Real estate investors everywhere are on the hunt for distressed properties. The demand for investment properties has decreased the supply to the point where they can be challenging to find. It’s a good idea to understand the role distressed properties play in the real estate marketplace and have a few tools for locating them.
What are Distressed Properties?
Simply put, a distressed property is not being maintained by its current owner. It may be in physically poor condition. It may be in good condition, but the owner is in danger of foreclosure. There are many reasons a property may be in pre-foreclosure, such as divorce, the owner’s death, or a poor economy that results in job losses.
Resources To Find a Distressed Property
A distressed property can be a real bargain for the savvy real estate investor. Finding one can get a little tricky due to all the competition. However, there are a few resources that any investor can try, including:
- Tax Records: Delinquent property taxes are a matter of public record. An owner who can’t pay their taxes may be happy to sell.
- Delinquent Mortgage records: You can find these records at your local courthouse. Owners behind on mortgage payments may want to unload the property.
- Probate Court: This is where you find the real estate that no one wants to inherit. You can approach heirs about selling the property at a lowball price.
- Bank-Owned Listings: When the bank repossesses homes, they are usually eager to get rid of them for a fair price.
- Multiple Listing Service: The MLS is used more often for traditional property listings, but distressed properties are also sometimes listed there. Look for short-sale properties or listings that have been on for 90 days or more.
- Drive-By: Pick a neighborhood you’d like to invest in and drive around. Look for houses that show signs of neglect, such as overgrown yards and peeling paint.
Visiting a Distressed Property
You can’t visit all distressed properties. Some are still occupied, typically pre-foreclosure homes, and the owner may not want you traipsing through. At a minimum, you can drive through the neighborhood and park on the street for a look.
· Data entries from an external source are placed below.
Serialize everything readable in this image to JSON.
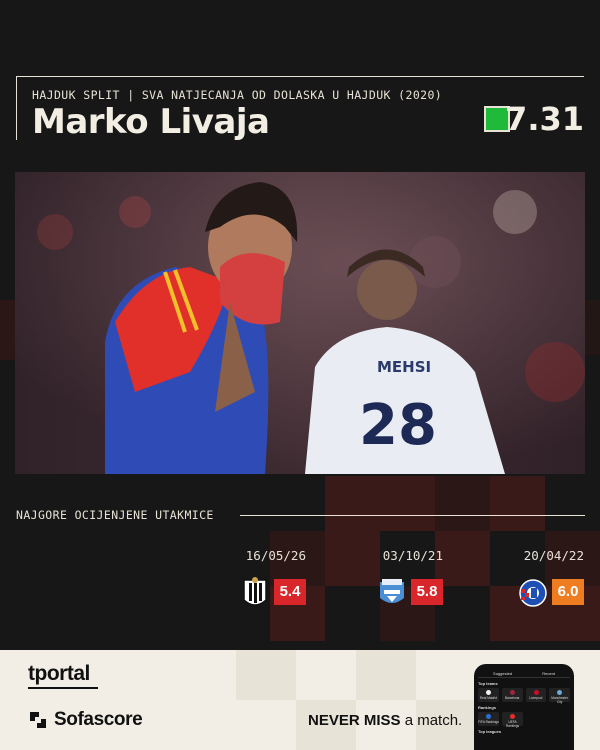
{
  "header": {
    "subtitle": "HAJDUK SPLIT | SVA NATJECANJA OD DOLASKA U HAJDUK (2020)",
    "player_name": "Marko Livaja",
    "rating": "7.31",
    "rating_color": "#1fba3a"
  },
  "photo": {
    "jersey_name": "MEHSI",
    "jersey_number": "28"
  },
  "matches_section": {
    "title": "NAJGORE OCIJENJENE UTAKMICE",
    "matches": [
      {
        "date": "16/05/26",
        "rating": "5.4",
        "rating_color": "#d9262a",
        "crest": "juventus-style-crest-icon"
      },
      {
        "date": "03/10/21",
        "rating": "5.8",
        "rating_color": "#d9262a",
        "crest": "osijek-crest-icon"
      },
      {
        "date": "20/04/22",
        "rating": "6.0",
        "rating_color": "#ee7d22",
        "crest": "dinamo-zagreb-crest-icon"
      }
    ]
  },
  "footer": {
    "brand1": "tportal",
    "brand2": "Sofascore",
    "slogan_bold": "NEVER MISS",
    "slogan_rest": " a match.",
    "phone": {
      "tab1": "Suggested",
      "tab2": "Recent",
      "section1": "Top teams",
      "teams": [
        "Real Madrid",
        "Barcelona",
        "Liverpool",
        "Manchester City"
      ],
      "section2": "Rankings",
      "rankings": [
        "FIFA Rankings",
        "UEFA Rankings"
      ],
      "section3": "Top leagues"
    }
  }
}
If it is unoccupied, you may be able to walk the grounds. If a realtor lists it, you can tour the inside. However, if you are scouting for distressed homes that are not yet listed, you will likely have to purchase without seeing the property’s inside.
Pros & Cons Of Buying Distressed a Property
The obvious advantage to purchasing distressed property is the price. You can often negotiate a great deal well below market value. This gives you a high potential for a nice profit when you flip the property.
The cons are numerous and include the following:
- You may have to buy the property sight unseen.
- The repairs may be much more significant than you estimated.
- It may sit on the market for a long time before it sells.
- The fix and flip market is competitive.
Fixing & Flipping A Distressed Property
To have a successful fix and flip experience, keep a few key things in mind. First, choose a neighborhood that buyers want to live in. Second, know how much it will cost you to borrow the money for the purchase and the renovations beforehand. Third, get inspections if you can, and at the very least, look in the windows.
Lastly, be prepared for the repairs and renovations to go over budget. Distressed houses can be neglected for years or even decades. You might find severe problems inside the walls. Be generous with your repair estimates. Hire contractors who are experienced in older and distressed home repairs.
Buying a distressed property takes more work and due diligence, but the financial rewards can be tremendous. With help from companies like BatchLeads, you can take steps to begin your real estate investment journey.